In other words, ain’t no way in hell these two cats are fighting anytime soon.

So of course there’s been talk of the match-up, and now some sportsbook is offering odds on the fight. As per MMAJunkie:

But the mere possibility of the Lesnar matchup, which would require former longtime light-heavyweight titleholder Jones to move up a weight class, has gotten some folks – including oddsmakers – in speculation mode.

So, one sports book, Bovada, has posted opening lines for the possible bout:

Jon Jones: -350 (2/7)
Brock Lesnar: +260 (13/5)

As of today, that opening line hasn’t budged.

At those odds, a winning $100 bet on 30-year-old Jones would result in a net profit of $28.57 (implied win probability of 77.8 percent). A winning $100 bet on Lesnar, meanwhile, would net a profit of $260 (27.8 percent win probability).

Mentioning Jones and Lesnar in the same sentence is just wishful thinking – on the part of the UFC, which very badly needs a superstar superfight to fill up the pay-per-view portion of their accounting ledger, and on the part of the fans, who very badly need something to look forward to beyond Robert Whittaker fighting Yoel Romero for a third time.

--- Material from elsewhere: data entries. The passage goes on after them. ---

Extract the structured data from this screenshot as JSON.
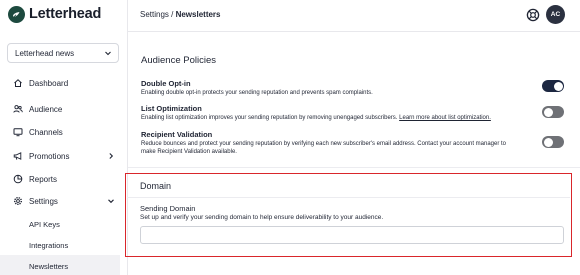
{
  "app": {
    "name": "Letterhead",
    "brand_color": "#1d4a3f"
  },
  "org_selector": {
    "value": "Letterhead news"
  },
  "nav": {
    "items": [
      {
        "label": "Dashboard",
        "icon": "home-icon"
      },
      {
        "label": "Audience",
        "icon": "users-icon"
      },
      {
        "label": "Channels",
        "icon": "monitor-icon"
      },
      {
        "label": "Promotions",
        "icon": "megaphone-icon"
      },
      {
        "label": "Reports",
        "icon": "chart-pie-icon"
      },
      {
        "label": "Settings",
        "icon": "gear-icon"
      }
    ],
    "settings_sub": [
      "API Keys",
      "Integrations",
      "Newsletters"
    ],
    "active": "Newsletters"
  },
  "header": {
    "breadcrumb_parent": "Settings",
    "breadcrumb_sep": " / ",
    "breadcrumb_current": "Newsletters",
    "avatar_initials": "AC"
  },
  "audience_policies": {
    "title": "Audience Policies",
    "items": [
      {
        "title": "Double Opt-in",
        "desc": "Enabling double opt-in protects your sending reputation and prevents spam complaints.",
        "enabled": true
      },
      {
        "title": "List Optimization",
        "desc": "Enabling list optimization improves your sending reputation by removing unengaged subscribers.",
        "link": "Learn more about list optimization.",
        "enabled": false
      },
      {
        "title": "Recipient Validation",
        "desc_line1": "Reduce bounces and protect your sending reputation by verifying each new subscriber's email address. Contact your account manager to",
        "desc_line2": "make Recipient Validation available.",
        "enabled": false
      }
    ]
  },
  "domain": {
    "title": "Domain",
    "field_label": "Sending Domain",
    "field_desc": "Set up and verify your sending domain to help ensure deliverability to your audience.",
    "field_value": "",
    "highlight_color": "#d9262b"
  }
}
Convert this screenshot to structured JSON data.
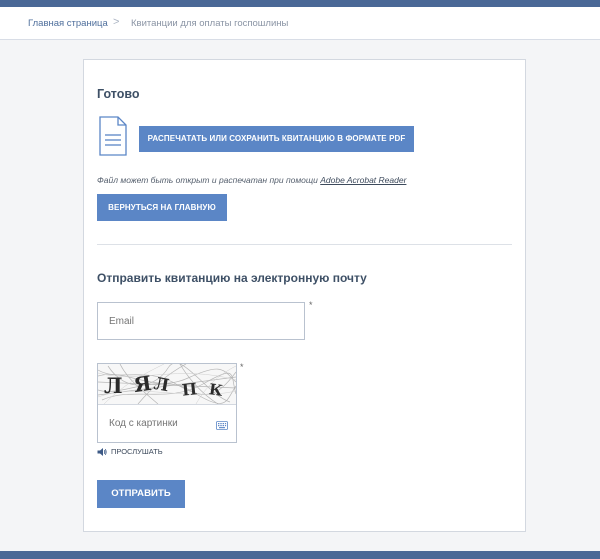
{
  "breadcrumbs": {
    "home": "Главная страница",
    "separator": ">",
    "current": "Квитанции для оплаты госпошлины"
  },
  "done_section": {
    "title": "Готово",
    "pdf_button": "Распечатать или сохранить квитанцию в формате PDF",
    "note_text": "Файл может быть открыт и распечатан при помощи",
    "note_link": "Adobe Acrobat Reader",
    "home_button": "Вернуться на главную"
  },
  "email_section": {
    "title": "Отправить квитанцию на электронную почту",
    "email_placeholder": "Email",
    "required_mark": "*",
    "captcha_placeholder": "Код с картинки",
    "captcha_text": "ЛЯЛПК",
    "listen_label": "ПРОСЛУШАТЬ",
    "send_button": "Отправить"
  },
  "icons": {
    "document": "document-icon",
    "keyboard": "keyboard-icon",
    "speaker": "speaker-icon"
  },
  "colors": {
    "accent": "#5b86c6",
    "header_bar": "#4a6896",
    "link": "#4f6f9c"
  }
}
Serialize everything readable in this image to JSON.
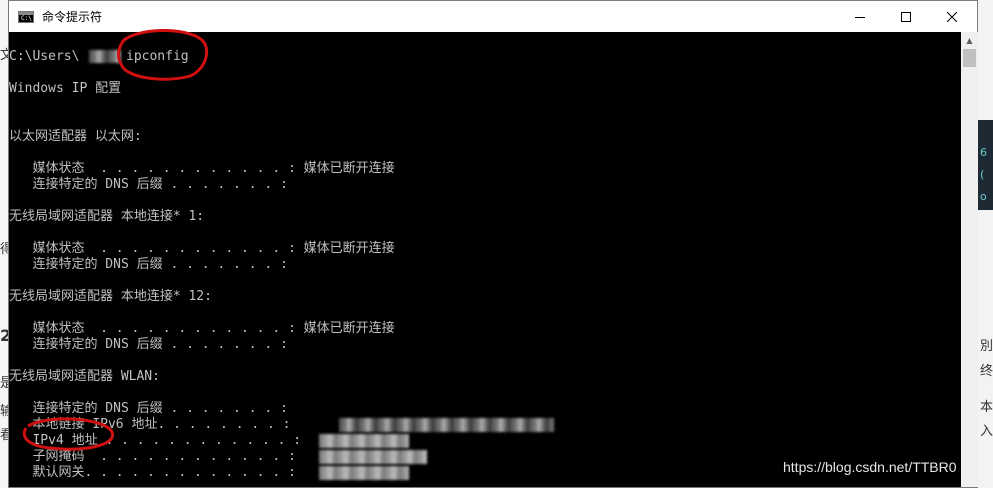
{
  "window": {
    "title": "命令提示符",
    "icon": "console-icon",
    "icon_text": "C:\\"
  },
  "controls": {
    "minimize_glyph": "—",
    "maximize_glyph": "☐",
    "close_glyph": "✕"
  },
  "console": {
    "lines": [
      "C:\\Users\\",
      "ipconfig",
      "Windows IP 配置",
      "以太网适配器 以太网:",
      "   媒体状态  . . . . . . . . . . . . : 媒体已断开连接",
      "   连接特定的 DNS 后缀 . . . . . . . :",
      "无线局域网适配器 本地连接* 1:",
      "   媒体状态  . . . . . . . . . . . . : 媒体已断开连接",
      "   连接特定的 DNS 后缀 . . . . . . . :",
      "无线局域网适配器 本地连接* 12:",
      "   媒体状态  . . . . . . . . . . . . : 媒体已断开连接",
      "   连接特定的 DNS 后缀 . . . . . . . :",
      "无线局域网适配器 WLAN:",
      "   连接特定的 DNS 后缀 . . . . . . . :",
      "   本地链接 IPv6 地址. . . . . . . . :",
      "   IPv4 地址 . . . . . . . . . . . . :",
      "   子网掩码  . . . . . . . . . . . . :",
      "   默认网关. . . . . . . . . . . . . :"
    ]
  },
  "watermark": "https://blog.csdn.net/TTBR0",
  "colors": {
    "console_bg": "#000000",
    "console_text": "#c0c0c0",
    "annotation": "#d01010"
  }
}
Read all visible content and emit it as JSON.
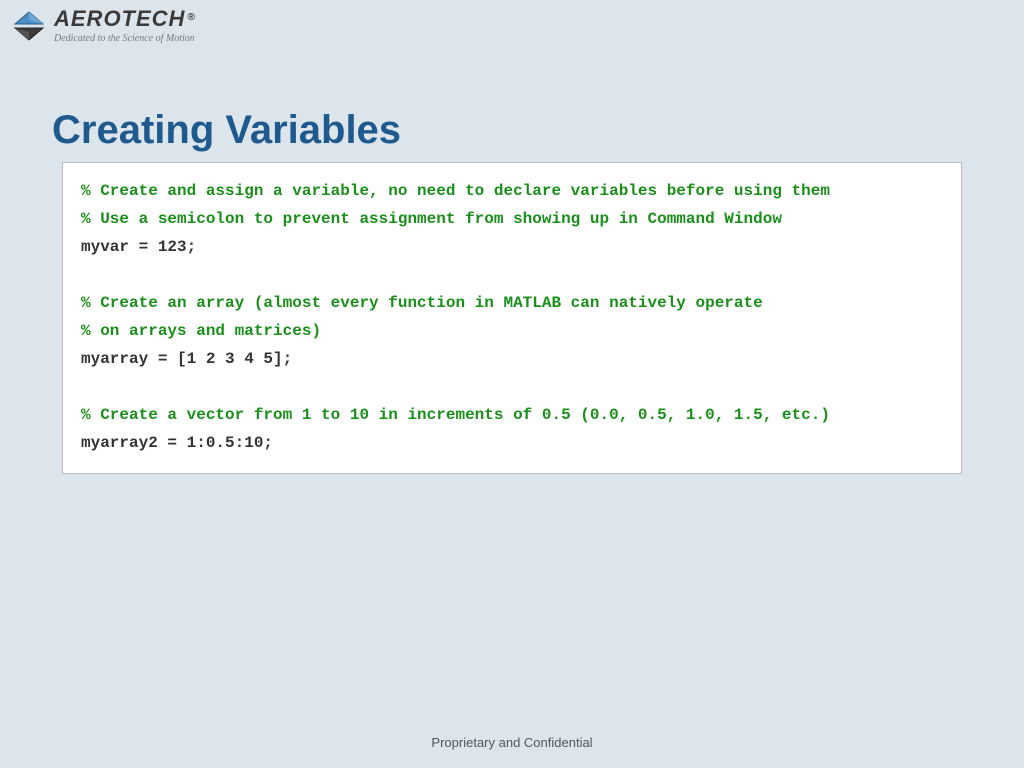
{
  "logo": {
    "name": "AEROTECH",
    "registered": "®",
    "tagline": "Dedicated to the Science of Motion"
  },
  "title": "Creating Variables",
  "code": {
    "line1": "% Create and assign a variable, no need to declare variables before using them",
    "line2": "% Use a semicolon to prevent assignment from showing up in Command Window",
    "line3": "myvar = 123;",
    "line4": "% Create an array (almost every function in MATLAB can natively operate",
    "line5": "% on arrays and matrices)",
    "line6": "myarray = [1 2 3 4 5];",
    "line7": "% Create a vector from 1 to 10 in increments of 0.5 (0.0, 0.5, 1.0, 1.5, etc.)",
    "line8": "myarray2 = 1:0.5:10;"
  },
  "footer": "Proprietary and Confidential"
}
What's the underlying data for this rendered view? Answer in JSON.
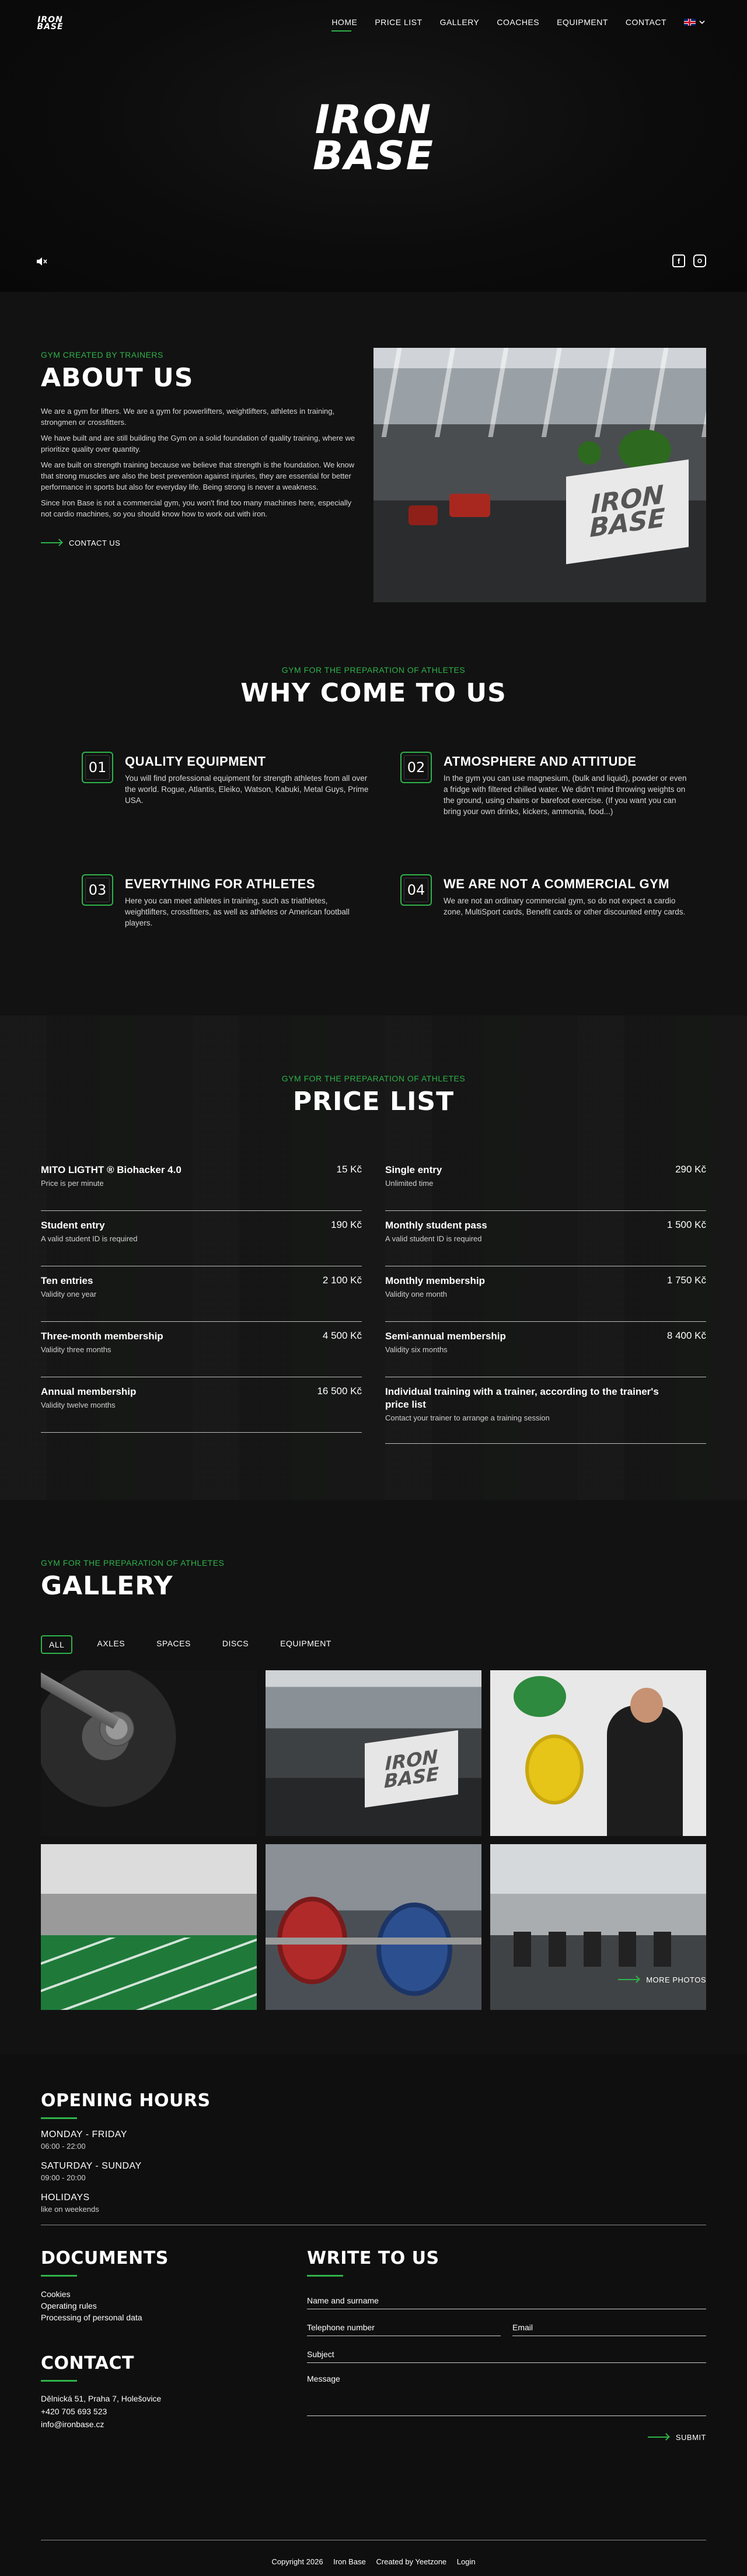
{
  "brand": {
    "logo_line1": "IRON",
    "logo_line2": "BASE"
  },
  "nav": {
    "items": [
      "HOME",
      "PRICE LIST",
      "GALLERY",
      "COACHES",
      "EQUIPMENT",
      "CONTACT"
    ],
    "active": "HOME",
    "language_icon": "uk-flag-icon"
  },
  "hero": {
    "mute_icon": "mute-icon",
    "social_icons": [
      "facebook-icon",
      "instagram-icon"
    ]
  },
  "about": {
    "eyebrow": "GYM CREATED BY TRAINERS",
    "title": "ABOUT US",
    "paragraphs": [
      "We are a gym for lifters. We are a gym for powerlifters, weightlifters, athletes in training, strongmen or crossfitters.",
      "We have built and are still building the Gym on a solid foundation of quality training, where we prioritize quality over quantity.",
      "We are built on strength training because we believe that strength is the foundation. We know that strong muscles are also the best prevention against injuries, they are essential for better performance in sports but also for everyday life. Being strong is never a weakness.",
      "Since Iron Base is not a commercial gym, you won't find too many machines here, especially not cardio machines, so you should know how to work out with iron."
    ],
    "cta": "CONTACT US",
    "image_wall_text1": "IRON",
    "image_wall_text2": "BASE"
  },
  "why": {
    "eyebrow": "GYM FOR THE PREPARATION OF ATHLETES",
    "title": "WHY COME TO US",
    "features": [
      {
        "num": "01",
        "title": "QUALITY EQUIPMENT",
        "text": "You will find professional equipment for strength athletes from all over the world. Rogue, Atlantis, Eleiko, Watson, Kabuki, Metal Guys, Prime USA."
      },
      {
        "num": "02",
        "title": "ATMOSPHERE AND ATTITUDE",
        "text": "In the gym you can use magnesium, (bulk and liquid), powder or even a fridge with filtered chilled water. We didn't mind throwing weights on the ground, using chains or barefoot exercise. (If you want you can bring your own drinks, kickers, ammonia, food...)"
      },
      {
        "num": "03",
        "title": "EVERYTHING FOR ATHLETES",
        "text": "Here you can meet athletes in training, such as triathletes, weightlifters, crossfitters, as well as athletes or American football players."
      },
      {
        "num": "04",
        "title": "WE ARE NOT A COMMERCIAL GYM",
        "text": "We are not an ordinary commercial gym, so do not expect a cardio zone, MultiSport cards, Benefit cards or other discounted entry cards."
      }
    ]
  },
  "price": {
    "eyebrow": "GYM FOR THE PREPARATION OF ATHLETES",
    "title": "PRICE LIST",
    "left": [
      {
        "name": "MITO LIGTHT ® Biohacker 4.0",
        "price": "15 Kč",
        "sub": "Price is per minute"
      },
      {
        "name": "Student entry",
        "price": "190 Kč",
        "sub": "A valid student ID is required"
      },
      {
        "name": "Ten entries",
        "price": "2 100 Kč",
        "sub": "Validity one year"
      },
      {
        "name": "Three-month membership",
        "price": "4 500 Kč",
        "sub": "Validity three months"
      },
      {
        "name": "Annual membership",
        "price": "16 500 Kč",
        "sub": "Validity twelve months"
      }
    ],
    "right": [
      {
        "name": "Single entry",
        "price": "290 Kč",
        "sub": "Unlimited time"
      },
      {
        "name": "Monthly student pass",
        "price": "1 500 Kč",
        "sub": "A valid student ID is required"
      },
      {
        "name": "Monthly membership",
        "price": "1 750 Kč",
        "sub": "Validity one month"
      },
      {
        "name": "Semi-annual membership",
        "price": "8 400 Kč",
        "sub": "Validity six months"
      },
      {
        "name": "Individual training with a trainer, according to the trainer's price list",
        "price": "",
        "sub": "Contact your trainer to arrange a training session"
      }
    ]
  },
  "gallery": {
    "eyebrow": "GYM FOR THE PREPARATION OF ATHLETES",
    "title": "GALLERY",
    "filters": [
      "ALL",
      "AXLES",
      "SPACES",
      "DISCS",
      "EQUIPMENT"
    ],
    "active_filter": "ALL",
    "more": "MORE PHOTOS"
  },
  "footer": {
    "hours_title": "OPENING HOURS",
    "hours": [
      {
        "days": "MONDAY - FRIDAY",
        "time": "06:00 - 22:00"
      },
      {
        "days": "SATURDAY - SUNDAY",
        "time": "09:00 - 20:00"
      },
      {
        "days": "HOLIDAYS",
        "time": "like on weekends"
      }
    ],
    "docs_title": "DOCUMENTS",
    "docs": [
      "Cookies",
      "Operating rules",
      "Processing of personal data"
    ],
    "contact_title": "CONTACT",
    "contact": [
      "Dělnická 51, Praha 7, Holešovice",
      "+420 705 693 523",
      "info@ironbase.cz"
    ],
    "form_title": "WRITE TO US",
    "form": {
      "name": "Name and surname",
      "phone": "Telephone number",
      "email": "Email",
      "subject": "Subject",
      "message": "Message",
      "submit": "SUBMIT"
    },
    "copyright": "Copyright 2026",
    "brand": "Iron Base",
    "created": "Created by Yeetzone",
    "login": "Login"
  },
  "colors": {
    "accent": "#2fb34a",
    "background": "#121212",
    "text": "#ffffff"
  }
}
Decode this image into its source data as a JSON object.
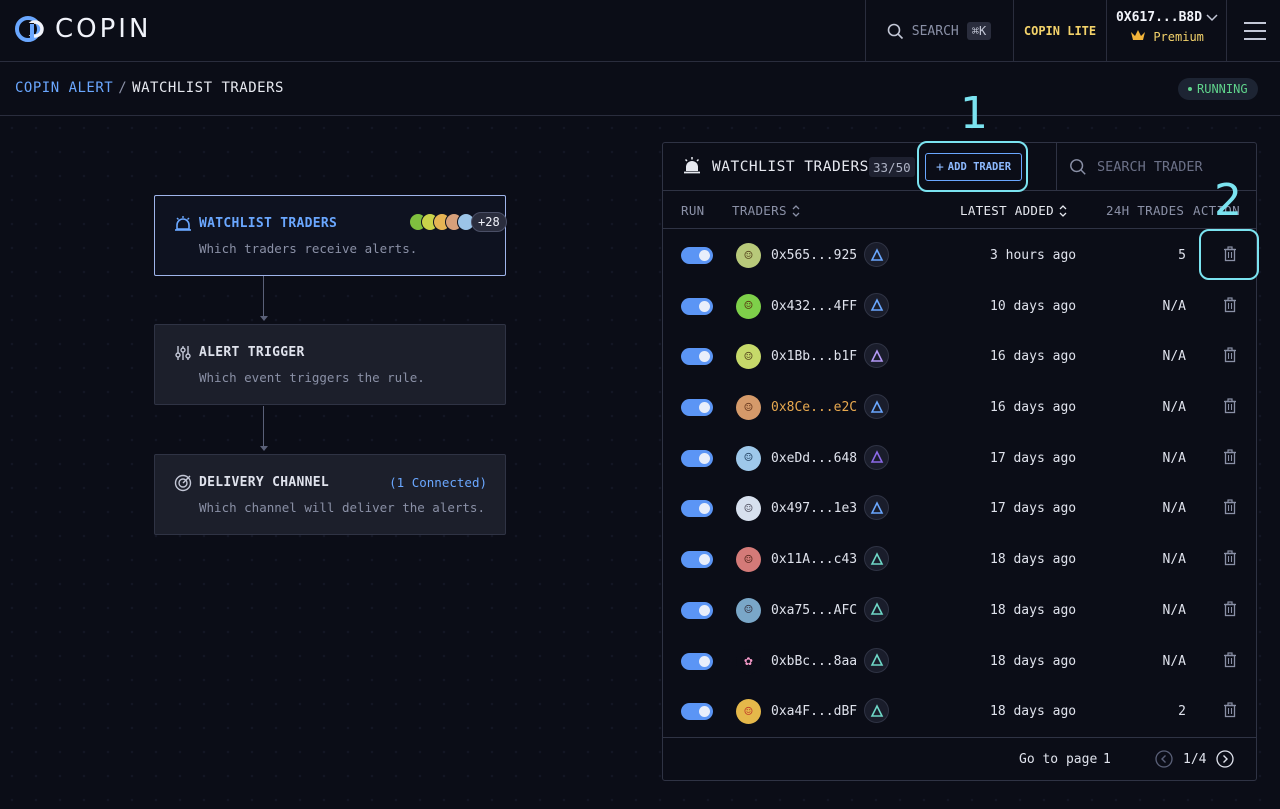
{
  "header": {
    "logo_text": "COPIN",
    "search_label": "SEARCH",
    "search_shortcut": "⌘K",
    "lite_label": "COPIN LITE",
    "wallet_address": "0X617...B8D",
    "wallet_tier": "Premium"
  },
  "breadcrumb": {
    "parent": "COPIN ALERT",
    "separator": "/",
    "current": "WATCHLIST TRADERS"
  },
  "status_badge": "RUNNING",
  "flow": {
    "watchlist": {
      "title": "WATCHLIST TRADERS",
      "desc": "Which traders receive alerts.",
      "more_count": "+28"
    },
    "trigger": {
      "title": "ALERT TRIGGER",
      "desc": "Which event triggers the rule."
    },
    "delivery": {
      "title": "DELIVERY CHANNEL",
      "desc": "Which channel will deliver the alerts.",
      "connected": "(1 Connected)"
    }
  },
  "panel": {
    "title": "WATCHLIST TRADERS",
    "count": "33/50",
    "add_button": "ADD TRADER",
    "search_placeholder": "SEARCH TRADER",
    "columns": {
      "run": "RUN",
      "traders": "TRADERS",
      "latest_added": "LATEST ADDED",
      "trades_24h": "24H TRADES",
      "action": "ACTION"
    },
    "rows": [
      {
        "address": "0x565...925",
        "added": "3 hours ago",
        "trades": "5"
      },
      {
        "address": "0x432...4FF",
        "added": "10 days ago",
        "trades": "N/A"
      },
      {
        "address": "0x1Bb...b1F",
        "added": "16 days ago",
        "trades": "N/A"
      },
      {
        "address": "0x8Ce...e2C",
        "added": "16 days ago",
        "trades": "N/A"
      },
      {
        "address": "0xeDd...648",
        "added": "17 days ago",
        "trades": "N/A"
      },
      {
        "address": "0x497...1e3",
        "added": "17 days ago",
        "trades": "N/A"
      },
      {
        "address": "0x11A...c43",
        "added": "18 days ago",
        "trades": "N/A"
      },
      {
        "address": "0xa75...AFC",
        "added": "18 days ago",
        "trades": "N/A"
      },
      {
        "address": "0xbBc...8aa",
        "added": "18 days ago",
        "trades": "N/A"
      },
      {
        "address": "0xa4F...dBF",
        "added": "18 days ago",
        "trades": "2"
      }
    ],
    "pager": {
      "label": "Go to page",
      "page_value": "1",
      "info": "1/4"
    }
  },
  "annotations": {
    "one": "1",
    "two": "2"
  },
  "colors": {
    "accent": "#6aa7ff",
    "annotation": "#7be3f0",
    "running": "#5fd38b",
    "premium": "#f3d26a"
  }
}
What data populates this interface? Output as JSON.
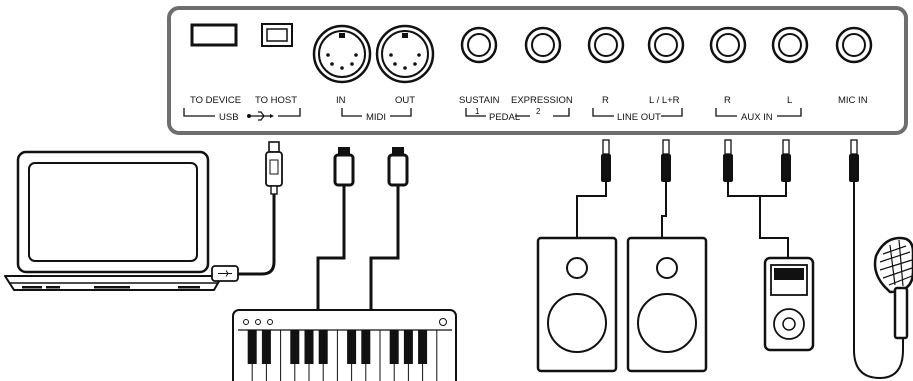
{
  "panel": {
    "usb": {
      "to_device": "TO DEVICE",
      "to_host": "TO HOST",
      "group_label": "USB"
    },
    "midi": {
      "in": "IN",
      "out": "OUT",
      "group_label": "MIDI"
    },
    "pedal": {
      "sustain": "SUSTAIN",
      "expression": "EXPRESSION",
      "num_1": "1",
      "num_2": "2",
      "group_label": "PEDAL"
    },
    "line_out": {
      "r": "R",
      "l": "L / L+R",
      "group_label": "LINE OUT"
    },
    "aux_in": {
      "r": "R",
      "l": "L",
      "group_label": "AUX IN"
    },
    "mic_in": "MIC IN"
  },
  "devices": {
    "laptop": "laptop-computer",
    "keyboard": "midi-keyboard",
    "speakers": "speaker-pair",
    "player": "portable-music-player",
    "microphone": "microphone"
  },
  "icons": {
    "usb_symbol": "usb-trident-icon"
  },
  "colors": {
    "line": "#111111",
    "background": "#ffffff"
  }
}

If you want to look at things from a psychological slant, then all this talk of things that cannot possibly happen points toward… desperation.